About this task: Scan the records below for the word "apps". Copy each line where it appears.
****
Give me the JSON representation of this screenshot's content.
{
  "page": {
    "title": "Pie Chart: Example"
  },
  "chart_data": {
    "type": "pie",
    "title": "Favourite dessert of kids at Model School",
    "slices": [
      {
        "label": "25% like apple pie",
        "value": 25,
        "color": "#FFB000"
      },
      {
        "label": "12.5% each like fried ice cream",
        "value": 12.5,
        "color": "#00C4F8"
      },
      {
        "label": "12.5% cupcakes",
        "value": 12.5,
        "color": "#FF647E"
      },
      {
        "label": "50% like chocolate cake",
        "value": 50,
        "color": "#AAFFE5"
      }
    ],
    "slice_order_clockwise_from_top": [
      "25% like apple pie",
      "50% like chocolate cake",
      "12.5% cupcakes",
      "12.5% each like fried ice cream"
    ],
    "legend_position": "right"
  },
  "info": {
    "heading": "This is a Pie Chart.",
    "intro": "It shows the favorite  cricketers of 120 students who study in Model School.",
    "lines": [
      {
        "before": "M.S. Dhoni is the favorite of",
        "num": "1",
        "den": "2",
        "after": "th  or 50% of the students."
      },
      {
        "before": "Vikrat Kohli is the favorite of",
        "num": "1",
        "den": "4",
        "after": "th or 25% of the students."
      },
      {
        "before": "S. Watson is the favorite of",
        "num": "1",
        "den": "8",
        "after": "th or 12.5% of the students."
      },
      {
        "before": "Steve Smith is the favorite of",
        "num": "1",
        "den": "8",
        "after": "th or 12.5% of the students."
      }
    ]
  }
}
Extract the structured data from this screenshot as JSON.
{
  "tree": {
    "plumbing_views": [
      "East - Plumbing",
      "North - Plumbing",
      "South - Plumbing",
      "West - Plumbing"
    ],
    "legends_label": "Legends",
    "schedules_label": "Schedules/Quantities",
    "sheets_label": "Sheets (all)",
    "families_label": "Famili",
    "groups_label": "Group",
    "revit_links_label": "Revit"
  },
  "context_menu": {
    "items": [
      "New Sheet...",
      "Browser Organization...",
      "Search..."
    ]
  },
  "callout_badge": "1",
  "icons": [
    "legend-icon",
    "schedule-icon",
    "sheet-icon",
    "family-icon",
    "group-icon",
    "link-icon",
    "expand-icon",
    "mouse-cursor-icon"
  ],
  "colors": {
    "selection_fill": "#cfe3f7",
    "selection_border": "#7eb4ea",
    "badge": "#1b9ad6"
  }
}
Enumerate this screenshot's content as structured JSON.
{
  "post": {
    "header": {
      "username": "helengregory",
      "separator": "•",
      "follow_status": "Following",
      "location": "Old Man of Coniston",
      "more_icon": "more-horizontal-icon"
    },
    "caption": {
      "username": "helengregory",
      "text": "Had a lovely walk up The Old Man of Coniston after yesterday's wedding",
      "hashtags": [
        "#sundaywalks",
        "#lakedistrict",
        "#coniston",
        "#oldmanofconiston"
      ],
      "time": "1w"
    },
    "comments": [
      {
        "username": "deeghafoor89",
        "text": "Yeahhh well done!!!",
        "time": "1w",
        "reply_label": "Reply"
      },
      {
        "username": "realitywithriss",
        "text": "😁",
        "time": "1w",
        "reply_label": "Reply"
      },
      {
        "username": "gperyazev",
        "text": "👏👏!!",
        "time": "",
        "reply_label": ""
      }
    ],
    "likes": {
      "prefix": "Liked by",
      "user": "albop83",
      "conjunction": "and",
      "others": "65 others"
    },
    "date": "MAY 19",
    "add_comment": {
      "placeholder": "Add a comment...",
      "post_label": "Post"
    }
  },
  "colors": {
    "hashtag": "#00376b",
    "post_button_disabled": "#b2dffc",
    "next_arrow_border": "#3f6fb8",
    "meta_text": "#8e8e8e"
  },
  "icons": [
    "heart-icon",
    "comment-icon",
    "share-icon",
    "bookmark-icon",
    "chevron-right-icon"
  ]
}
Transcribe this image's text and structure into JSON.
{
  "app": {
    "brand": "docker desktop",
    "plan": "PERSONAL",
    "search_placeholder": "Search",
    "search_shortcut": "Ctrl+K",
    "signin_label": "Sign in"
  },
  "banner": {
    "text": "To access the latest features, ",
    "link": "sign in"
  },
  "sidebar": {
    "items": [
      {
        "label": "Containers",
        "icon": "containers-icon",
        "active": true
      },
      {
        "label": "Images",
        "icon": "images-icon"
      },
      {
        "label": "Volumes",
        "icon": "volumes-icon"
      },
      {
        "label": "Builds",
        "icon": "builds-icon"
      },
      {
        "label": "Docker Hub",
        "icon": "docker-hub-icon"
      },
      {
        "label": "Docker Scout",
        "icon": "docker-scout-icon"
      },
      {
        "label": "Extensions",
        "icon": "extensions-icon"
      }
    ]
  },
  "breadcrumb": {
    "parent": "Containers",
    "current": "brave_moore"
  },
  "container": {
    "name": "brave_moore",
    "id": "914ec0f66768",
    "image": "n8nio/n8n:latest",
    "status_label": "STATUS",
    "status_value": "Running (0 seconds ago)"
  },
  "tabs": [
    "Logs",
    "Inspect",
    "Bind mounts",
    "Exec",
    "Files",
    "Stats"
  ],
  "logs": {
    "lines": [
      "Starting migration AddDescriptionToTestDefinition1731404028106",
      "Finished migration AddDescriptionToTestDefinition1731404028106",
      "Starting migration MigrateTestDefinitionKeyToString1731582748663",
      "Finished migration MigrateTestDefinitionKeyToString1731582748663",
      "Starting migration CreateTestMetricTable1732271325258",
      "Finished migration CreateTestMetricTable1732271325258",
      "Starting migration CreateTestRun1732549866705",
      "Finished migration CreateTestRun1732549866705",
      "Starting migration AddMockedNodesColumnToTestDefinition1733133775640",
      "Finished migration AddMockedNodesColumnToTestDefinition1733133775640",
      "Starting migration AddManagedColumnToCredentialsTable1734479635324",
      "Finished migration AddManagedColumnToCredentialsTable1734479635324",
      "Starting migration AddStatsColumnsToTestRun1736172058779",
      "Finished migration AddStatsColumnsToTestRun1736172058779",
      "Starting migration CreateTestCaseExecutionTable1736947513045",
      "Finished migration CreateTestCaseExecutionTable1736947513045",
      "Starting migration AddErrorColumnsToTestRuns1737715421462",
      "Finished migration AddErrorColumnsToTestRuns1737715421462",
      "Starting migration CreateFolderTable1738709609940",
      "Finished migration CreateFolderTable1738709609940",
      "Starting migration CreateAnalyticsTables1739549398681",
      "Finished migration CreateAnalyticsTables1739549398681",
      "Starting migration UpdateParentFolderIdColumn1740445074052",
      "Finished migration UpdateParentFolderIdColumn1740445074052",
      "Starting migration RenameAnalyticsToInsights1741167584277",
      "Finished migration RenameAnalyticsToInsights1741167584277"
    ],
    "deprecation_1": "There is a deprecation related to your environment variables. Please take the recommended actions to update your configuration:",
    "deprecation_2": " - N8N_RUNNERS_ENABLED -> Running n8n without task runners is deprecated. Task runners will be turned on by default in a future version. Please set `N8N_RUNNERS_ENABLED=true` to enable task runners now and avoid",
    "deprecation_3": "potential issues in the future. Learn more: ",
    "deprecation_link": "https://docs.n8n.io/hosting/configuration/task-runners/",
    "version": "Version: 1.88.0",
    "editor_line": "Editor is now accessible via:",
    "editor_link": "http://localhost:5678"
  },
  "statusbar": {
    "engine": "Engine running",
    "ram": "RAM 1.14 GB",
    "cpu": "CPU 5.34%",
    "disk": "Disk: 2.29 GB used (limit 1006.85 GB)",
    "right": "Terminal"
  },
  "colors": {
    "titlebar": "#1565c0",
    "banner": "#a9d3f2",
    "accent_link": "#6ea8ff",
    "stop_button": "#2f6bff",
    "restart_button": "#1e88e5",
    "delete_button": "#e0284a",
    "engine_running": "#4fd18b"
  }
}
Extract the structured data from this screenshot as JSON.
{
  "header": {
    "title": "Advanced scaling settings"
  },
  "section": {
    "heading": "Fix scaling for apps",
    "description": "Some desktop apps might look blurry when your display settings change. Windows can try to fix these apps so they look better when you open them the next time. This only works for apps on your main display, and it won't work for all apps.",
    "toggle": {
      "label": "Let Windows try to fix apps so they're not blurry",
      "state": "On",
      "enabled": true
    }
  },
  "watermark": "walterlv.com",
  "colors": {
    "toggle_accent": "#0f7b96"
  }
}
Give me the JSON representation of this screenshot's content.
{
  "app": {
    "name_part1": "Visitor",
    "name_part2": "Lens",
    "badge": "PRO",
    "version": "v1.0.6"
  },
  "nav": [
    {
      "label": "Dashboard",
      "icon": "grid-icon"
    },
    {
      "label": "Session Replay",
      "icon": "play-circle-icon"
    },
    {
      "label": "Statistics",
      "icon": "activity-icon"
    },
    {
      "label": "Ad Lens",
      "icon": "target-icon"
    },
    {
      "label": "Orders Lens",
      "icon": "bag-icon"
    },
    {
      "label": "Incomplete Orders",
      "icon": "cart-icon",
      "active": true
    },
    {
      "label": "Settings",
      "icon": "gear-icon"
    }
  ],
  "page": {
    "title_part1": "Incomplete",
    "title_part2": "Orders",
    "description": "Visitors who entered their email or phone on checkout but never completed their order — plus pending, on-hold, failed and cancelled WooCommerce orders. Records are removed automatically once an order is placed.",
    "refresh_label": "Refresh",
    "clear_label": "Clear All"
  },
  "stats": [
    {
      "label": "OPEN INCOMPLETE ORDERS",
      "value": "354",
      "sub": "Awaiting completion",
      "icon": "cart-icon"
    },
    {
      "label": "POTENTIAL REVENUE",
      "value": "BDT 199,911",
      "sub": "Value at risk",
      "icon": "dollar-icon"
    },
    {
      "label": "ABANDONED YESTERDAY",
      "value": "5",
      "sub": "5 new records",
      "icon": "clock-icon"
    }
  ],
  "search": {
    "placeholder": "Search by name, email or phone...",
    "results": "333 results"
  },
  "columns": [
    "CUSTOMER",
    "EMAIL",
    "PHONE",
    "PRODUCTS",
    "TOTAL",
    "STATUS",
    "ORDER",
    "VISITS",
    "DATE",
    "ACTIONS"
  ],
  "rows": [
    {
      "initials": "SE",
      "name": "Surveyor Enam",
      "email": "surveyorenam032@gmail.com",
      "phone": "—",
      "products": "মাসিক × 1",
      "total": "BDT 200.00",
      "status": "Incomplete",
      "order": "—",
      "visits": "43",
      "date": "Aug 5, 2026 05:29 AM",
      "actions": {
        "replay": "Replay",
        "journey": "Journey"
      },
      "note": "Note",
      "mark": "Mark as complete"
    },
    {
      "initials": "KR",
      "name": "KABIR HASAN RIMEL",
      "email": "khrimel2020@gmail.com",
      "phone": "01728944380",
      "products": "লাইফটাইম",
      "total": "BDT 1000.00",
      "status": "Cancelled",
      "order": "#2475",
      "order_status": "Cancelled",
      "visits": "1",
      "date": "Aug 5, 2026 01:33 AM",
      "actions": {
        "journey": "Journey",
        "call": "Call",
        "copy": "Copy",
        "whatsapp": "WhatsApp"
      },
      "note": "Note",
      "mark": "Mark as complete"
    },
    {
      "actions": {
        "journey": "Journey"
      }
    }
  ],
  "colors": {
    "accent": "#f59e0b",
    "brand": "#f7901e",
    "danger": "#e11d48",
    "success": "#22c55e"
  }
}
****
Expected answer:
    "heading": "Fix scaling for apps",
    "description": "Some desktop apps might look blurry when your display settings change. Windows can try to fix these apps so they look better when you open them the next time. This only works for apps on your main display, and it won't work for all apps.",
      "label": "Let Windows try to fix apps so they're not blurry",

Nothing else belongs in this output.